cover image The House of Government: A Saga of the Russian Revolution

The House of Government: A Saga of the Russian Revolution

Yuri Slezkine. Princeton Univ., $39.95 (1,096p) ISBN 978-0-691-17694-9

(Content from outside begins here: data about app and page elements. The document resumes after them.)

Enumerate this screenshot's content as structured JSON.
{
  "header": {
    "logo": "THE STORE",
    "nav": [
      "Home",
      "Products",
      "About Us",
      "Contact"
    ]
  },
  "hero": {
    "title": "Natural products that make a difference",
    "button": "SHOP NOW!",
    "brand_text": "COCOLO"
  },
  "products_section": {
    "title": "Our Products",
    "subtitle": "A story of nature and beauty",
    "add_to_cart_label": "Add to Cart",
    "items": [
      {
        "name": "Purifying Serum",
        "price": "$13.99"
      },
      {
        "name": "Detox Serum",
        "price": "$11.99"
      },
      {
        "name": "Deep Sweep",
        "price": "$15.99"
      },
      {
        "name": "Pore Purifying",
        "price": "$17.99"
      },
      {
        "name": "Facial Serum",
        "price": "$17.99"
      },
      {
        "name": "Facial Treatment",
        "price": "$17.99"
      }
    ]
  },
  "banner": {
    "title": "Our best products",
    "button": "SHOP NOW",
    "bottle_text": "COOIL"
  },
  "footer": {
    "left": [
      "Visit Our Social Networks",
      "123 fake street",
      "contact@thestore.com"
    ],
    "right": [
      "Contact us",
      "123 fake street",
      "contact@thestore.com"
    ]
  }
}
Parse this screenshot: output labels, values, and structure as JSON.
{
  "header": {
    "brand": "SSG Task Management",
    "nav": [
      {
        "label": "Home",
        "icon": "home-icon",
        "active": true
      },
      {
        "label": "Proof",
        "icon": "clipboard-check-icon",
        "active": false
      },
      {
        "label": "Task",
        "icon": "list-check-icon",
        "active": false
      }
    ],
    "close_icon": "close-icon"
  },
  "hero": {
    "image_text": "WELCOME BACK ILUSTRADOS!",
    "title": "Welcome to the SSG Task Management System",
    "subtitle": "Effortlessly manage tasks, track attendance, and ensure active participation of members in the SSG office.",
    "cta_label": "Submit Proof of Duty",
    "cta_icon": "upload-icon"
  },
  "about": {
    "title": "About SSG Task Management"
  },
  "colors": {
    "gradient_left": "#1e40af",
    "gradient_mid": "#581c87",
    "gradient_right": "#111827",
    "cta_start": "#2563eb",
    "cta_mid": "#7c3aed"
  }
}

In this mammoth and profusely researched work, Slezkine (The Jewish Century), professor of history at UC Berkeley, recounts the Russian revolution through the activities and inhabitants of the House of Government, Europe’s largest residential building. Built in 1931 in a central Moscow swamp, the house was home to hundreds of Communist Party officials, their dependents, and maintenance workers. The community lasted just over a decade; Stalin purged many residents in the 1930s and the rest were evacuated in 1941 as the Nazis advanced. Slezkine finds the story of the House of Government worth telling because it was “where revolutionaries came home and the revolution came to die.” This is a family saga of the “Old Bolsheviks,” the men and women who midwifed the revolution and guided its early steps before falling victim to Stalin’s paranoid excesses. Slezkine illuminates myriad aspects of these lives, including fashion choices and intellectual schisms. He also analyzes Bolshevism’s failure so soon after its apparent triumph, inviting controversy by describing the Bolsheviks as “millenarian sectarians preparing for the apocalypse.” Slezkine asserts that the cosmopolitanism and humanism of postrevolutionary culture undermined the single-mindedness necessary to maintain their ideology. It’s a work begging to be debated; Slezkine aggregates mountains of detail for an enthralling account of the rise and fall of the revolutionary generation. Illus. Agent: Zoë Pagnamenta, Zoë Pagnamenta Agency. (Aug.)